##### Source material #####
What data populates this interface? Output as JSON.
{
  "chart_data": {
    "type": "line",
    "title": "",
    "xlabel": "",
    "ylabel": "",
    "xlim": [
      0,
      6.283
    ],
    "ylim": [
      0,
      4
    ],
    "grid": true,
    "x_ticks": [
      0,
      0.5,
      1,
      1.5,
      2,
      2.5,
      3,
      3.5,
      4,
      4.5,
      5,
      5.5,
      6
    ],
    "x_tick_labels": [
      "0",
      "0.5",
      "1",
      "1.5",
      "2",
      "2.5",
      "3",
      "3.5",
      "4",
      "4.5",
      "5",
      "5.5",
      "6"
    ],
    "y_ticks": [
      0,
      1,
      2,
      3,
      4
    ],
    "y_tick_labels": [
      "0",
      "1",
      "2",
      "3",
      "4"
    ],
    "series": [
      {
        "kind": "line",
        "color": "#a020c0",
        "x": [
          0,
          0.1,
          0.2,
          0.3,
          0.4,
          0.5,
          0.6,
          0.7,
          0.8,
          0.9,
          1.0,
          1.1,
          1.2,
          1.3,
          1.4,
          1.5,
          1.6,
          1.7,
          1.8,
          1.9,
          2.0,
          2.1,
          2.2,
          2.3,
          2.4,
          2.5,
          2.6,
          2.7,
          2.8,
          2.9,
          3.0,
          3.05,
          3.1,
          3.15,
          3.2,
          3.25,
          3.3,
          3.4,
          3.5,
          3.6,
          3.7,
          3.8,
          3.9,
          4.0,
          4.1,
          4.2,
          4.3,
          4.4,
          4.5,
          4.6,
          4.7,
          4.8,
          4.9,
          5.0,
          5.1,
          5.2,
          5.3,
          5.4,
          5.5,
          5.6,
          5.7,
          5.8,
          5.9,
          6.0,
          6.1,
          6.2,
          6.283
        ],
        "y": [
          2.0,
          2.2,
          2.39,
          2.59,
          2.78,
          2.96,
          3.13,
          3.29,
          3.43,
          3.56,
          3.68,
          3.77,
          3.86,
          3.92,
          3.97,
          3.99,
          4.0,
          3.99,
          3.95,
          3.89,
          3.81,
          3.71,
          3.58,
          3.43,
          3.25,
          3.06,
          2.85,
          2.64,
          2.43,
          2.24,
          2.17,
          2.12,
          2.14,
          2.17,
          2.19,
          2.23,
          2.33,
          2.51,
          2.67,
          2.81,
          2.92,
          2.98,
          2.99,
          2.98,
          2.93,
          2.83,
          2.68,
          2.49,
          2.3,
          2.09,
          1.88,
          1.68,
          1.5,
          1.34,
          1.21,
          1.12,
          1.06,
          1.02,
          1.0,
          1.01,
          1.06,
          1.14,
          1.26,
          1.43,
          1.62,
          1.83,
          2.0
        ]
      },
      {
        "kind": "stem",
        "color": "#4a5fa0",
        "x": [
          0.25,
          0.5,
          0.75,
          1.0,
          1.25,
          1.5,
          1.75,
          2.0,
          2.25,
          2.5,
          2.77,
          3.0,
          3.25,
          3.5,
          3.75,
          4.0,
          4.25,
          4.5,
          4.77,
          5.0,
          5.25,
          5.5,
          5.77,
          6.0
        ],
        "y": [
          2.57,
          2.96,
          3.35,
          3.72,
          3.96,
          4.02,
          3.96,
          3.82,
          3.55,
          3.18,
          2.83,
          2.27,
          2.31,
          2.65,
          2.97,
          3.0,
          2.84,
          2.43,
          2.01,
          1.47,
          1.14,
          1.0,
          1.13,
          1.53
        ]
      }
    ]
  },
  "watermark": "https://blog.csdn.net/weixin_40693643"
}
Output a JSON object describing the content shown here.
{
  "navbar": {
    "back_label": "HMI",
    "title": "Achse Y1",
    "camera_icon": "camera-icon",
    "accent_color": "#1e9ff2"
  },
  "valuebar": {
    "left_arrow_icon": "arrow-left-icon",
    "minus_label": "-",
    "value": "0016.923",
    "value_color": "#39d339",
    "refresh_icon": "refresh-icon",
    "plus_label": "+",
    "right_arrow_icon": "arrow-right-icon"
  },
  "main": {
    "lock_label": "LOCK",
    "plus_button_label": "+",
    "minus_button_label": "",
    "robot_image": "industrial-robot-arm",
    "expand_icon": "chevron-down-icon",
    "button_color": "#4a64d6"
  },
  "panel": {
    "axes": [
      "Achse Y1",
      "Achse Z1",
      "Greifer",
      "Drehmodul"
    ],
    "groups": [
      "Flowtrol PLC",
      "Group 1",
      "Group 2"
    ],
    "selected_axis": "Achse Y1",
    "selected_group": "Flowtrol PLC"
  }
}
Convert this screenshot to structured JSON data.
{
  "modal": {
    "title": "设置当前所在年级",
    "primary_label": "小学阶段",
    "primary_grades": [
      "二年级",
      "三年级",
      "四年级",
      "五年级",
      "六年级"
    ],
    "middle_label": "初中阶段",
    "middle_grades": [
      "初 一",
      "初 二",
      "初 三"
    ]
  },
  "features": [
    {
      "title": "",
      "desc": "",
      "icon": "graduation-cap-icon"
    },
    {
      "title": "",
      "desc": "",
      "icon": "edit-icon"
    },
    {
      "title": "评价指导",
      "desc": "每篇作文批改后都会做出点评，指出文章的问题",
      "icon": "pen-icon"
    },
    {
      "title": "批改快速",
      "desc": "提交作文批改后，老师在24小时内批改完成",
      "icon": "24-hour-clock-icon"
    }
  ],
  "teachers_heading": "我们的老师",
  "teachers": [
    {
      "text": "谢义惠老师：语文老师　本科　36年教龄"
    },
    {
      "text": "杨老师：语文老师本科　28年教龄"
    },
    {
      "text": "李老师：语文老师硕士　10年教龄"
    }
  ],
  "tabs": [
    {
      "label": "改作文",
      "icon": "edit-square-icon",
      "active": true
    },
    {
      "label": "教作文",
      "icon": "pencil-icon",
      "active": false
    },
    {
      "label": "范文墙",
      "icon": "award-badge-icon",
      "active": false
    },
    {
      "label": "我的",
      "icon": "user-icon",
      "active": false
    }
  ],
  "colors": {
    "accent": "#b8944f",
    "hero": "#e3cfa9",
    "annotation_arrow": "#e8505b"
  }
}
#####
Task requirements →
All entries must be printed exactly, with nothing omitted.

Reply →
What data populates this interface? Output as JSON.
{
  "chart_data": {
    "type": "line",
    "title": "",
    "xlabel": "",
    "ylabel": "",
    "xlim": [
      0,
      6.283
    ],
    "ylim": [
      0,
      4
    ],
    "grid": true,
    "x_ticks": [
      0,
      0.5,
      1,
      1.5,
      2,
      2.5,
      3,
      3.5,
      4,
      4.5,
      5,
      5.5,
      6
    ],
    "x_tick_labels": [
      "0",
      "0.5",
      "1",
      "1.5",
      "2",
      "2.5",
      "3",
      "3.5",
      "4",
      "4.5",
      "5",
      "5.5",
      "6"
    ],
    "y_ticks": [
      0,
      1,
      2,
      3,
      4
    ],
    "y_tick_labels": [
      "0",
      "1",
      "2",
      "3",
      "4"
    ],
    "series": [
      {
        "kind": "line",
        "color": "#a020c0",
        "x": [
          0,
          0.1,
          0.2,
          0.3,
          0.4,
          0.5,
          0.6,
          0.7,
          0.8,
          0.9,
          1.0,
          1.1,
          1.2,
          1.3,
          1.4,
          1.5,
          1.6,
          1.7,
          1.8,
          1.9,
          2.0,
          2.1,
          2.2,
          2.3,
          2.4,
          2.5,
          2.6,
          2.7,
          2.8,
          2.9,
          3.0,
          3.05,
          3.1,
          3.15,
          3.2,
          3.25,
          3.3,
          3.4,
          3.5,
          3.6,
          3.7,
          3.8,
          3.9,
          4.0,
          4.1,
          4.2,
          4.3,
          4.4,
          4.5,
          4.6,
          4.7,
          4.8,
          4.9,
          5.0,
          5.1,
          5.2,
          5.3,
          5.4,
          5.5,
          5.6,
          5.7,
          5.8,
          5.9,
          6.0,
          6.1,
          6.2,
          6.283
        ],
        "y": [
          2.0,
          2.2,
          2.39,
          2.59,
          2.78,
          2.96,
          3.13,
          3.29,
          3.43,
          3.56,
          3.68,
          3.77,
          3.86,
          3.92,
          3.97,
          3.99,
          4.0,
          3.99,
          3.95,
          3.89,
          3.81,
          3.71,
          3.58,
          3.43,
          3.25,
          3.06,
          2.85,
          2.64,
          2.43,
          2.24,
          2.17,
          2.12,
          2.14,
          2.17,
          2.19,
          2.23,
          2.33,
          2.51,
          2.67,
          2.81,
          2.92,
          2.98,
          2.99,
          2.98,
          2.93,
          2.83,
          2.68,
          2.49,
          2.3,
          2.09,
          1.88,
          1.68,
          1.5,
          1.34,
          1.21,
          1.12,
          1.06,
          1.02,
          1.0,
          1.01,
          1.06,
          1.14,
          1.26,
          1.43,
          1.62,
          1.83,
          2.0
        ]
      },
      {
        "kind": "stem",
        "color": "#4a5fa0",
        "x": [
          0.25,
          0.5,
          0.75,
          1.0,
          1.25,
          1.5,
          1.75,
          2.0,
          2.25,
          2.5,
          2.77,
          3.0,
          3.25,
          3.5,
          3.75,
          4.0,
          4.25,
          4.5,
          4.77,
          5.0,
          5.25,
          5.5,
          5.77,
          6.0
        ],
        "y": [
          2.57,
          2.96,
          3.35,
          3.72,
          3.96,
          4.02,
          3.96,
          3.82,
          3.55,
          3.18,
          2.83,
          2.27,
          2.31,
          2.65,
          2.97,
          3.0,
          2.84,
          2.43,
          2.01,
          1.47,
          1.14,
          1.0,
          1.13,
          1.53
        ]
      }
    ]
  },
  "watermark": "https://blog.csdn.net/weixin_40693643"
}
Output a JSON object describing the content shown here.
{
  "navbar": {
    "back_label": "HMI",
    "title": "Achse Y1",
    "camera_icon": "camera-icon",
    "accent_color": "#1e9ff2"
  },
  "valuebar": {
    "left_arrow_icon": "arrow-left-icon",
    "minus_label": "-",
    "value": "0016.923",
    "value_color": "#39d339",
    "refresh_icon": "refresh-icon",
    "plus_label": "+",
    "right_arrow_icon": "arrow-right-icon"
  },
  "main": {
    "lock_label": "LOCK",
    "plus_button_label": "+",
    "minus_button_label": "",
    "robot_image": "industrial-robot-arm",
    "expand_icon": "chevron-down-icon",
    "button_color": "#4a64d6"
  },
  "panel": {
    "axes": [
      "Achse Y1",
      "Achse Z1",
      "Greifer",
      "Drehmodul"
    ],
    "groups": [
      "Flowtrol PLC",
      "Group 1",
      "Group 2"
    ],
    "selected_axis": "Achse Y1",
    "selected_group": "Flowtrol PLC"
  }
}
Convert this screenshot to structured JSON data.
{
  "modal": {
    "title": "设置当前所在年级",
    "primary_label": "小学阶段",
    "primary_grades": [
      "二年级",
      "三年级",
      "四年级",
      "五年级",
      "六年级"
    ],
    "middle_label": "初中阶段",
    "middle_grades": [
      "初 一",
      "初 二",
      "初 三"
    ]
  },
  "features": [
    {
      "title": "",
      "desc": "",
      "icon": "graduation-cap-icon"
    },
    {
      "title": "",
      "desc": "",
      "icon": "edit-icon"
    },
    {
      "title": "评价指导",
      "desc": "每篇作文批改后都会做出点评，指出文章的问题",
      "icon": "pen-icon"
    },
    {
      "title": "批改快速",
      "desc": "提交作文批改后，老师在24小时内批改完成",
      "icon": "24-hour-clock-icon"
    }
  ],
  "teachers_heading": "我们的老师",
  "teachers": [
    {
      "text": "谢义惠老师：语文老师　本科　36年教龄"
    },
    {
      "text": "杨老师：语文老师本科　28年教龄"
    },
    {
      "text": "李老师：语文老师硕士　10年教龄"
    }
  ],
  "tabs": [
    {
      "label": "改作文",
      "icon": "edit-square-icon",
      "active": true
    },
    {
      "label": "教作文",
      "icon": "pencil-icon",
      "active": false
    },
    {
      "label": "范文墙",
      "icon": "award-badge-icon",
      "active": false
    },
    {
      "label": "我的",
      "icon": "user-icon",
      "active": false
    }
  ],
  "colors": {
    "accent": "#b8944f",
    "hero": "#e3cfa9",
    "annotation_arrow": "#e8505b"
  }
}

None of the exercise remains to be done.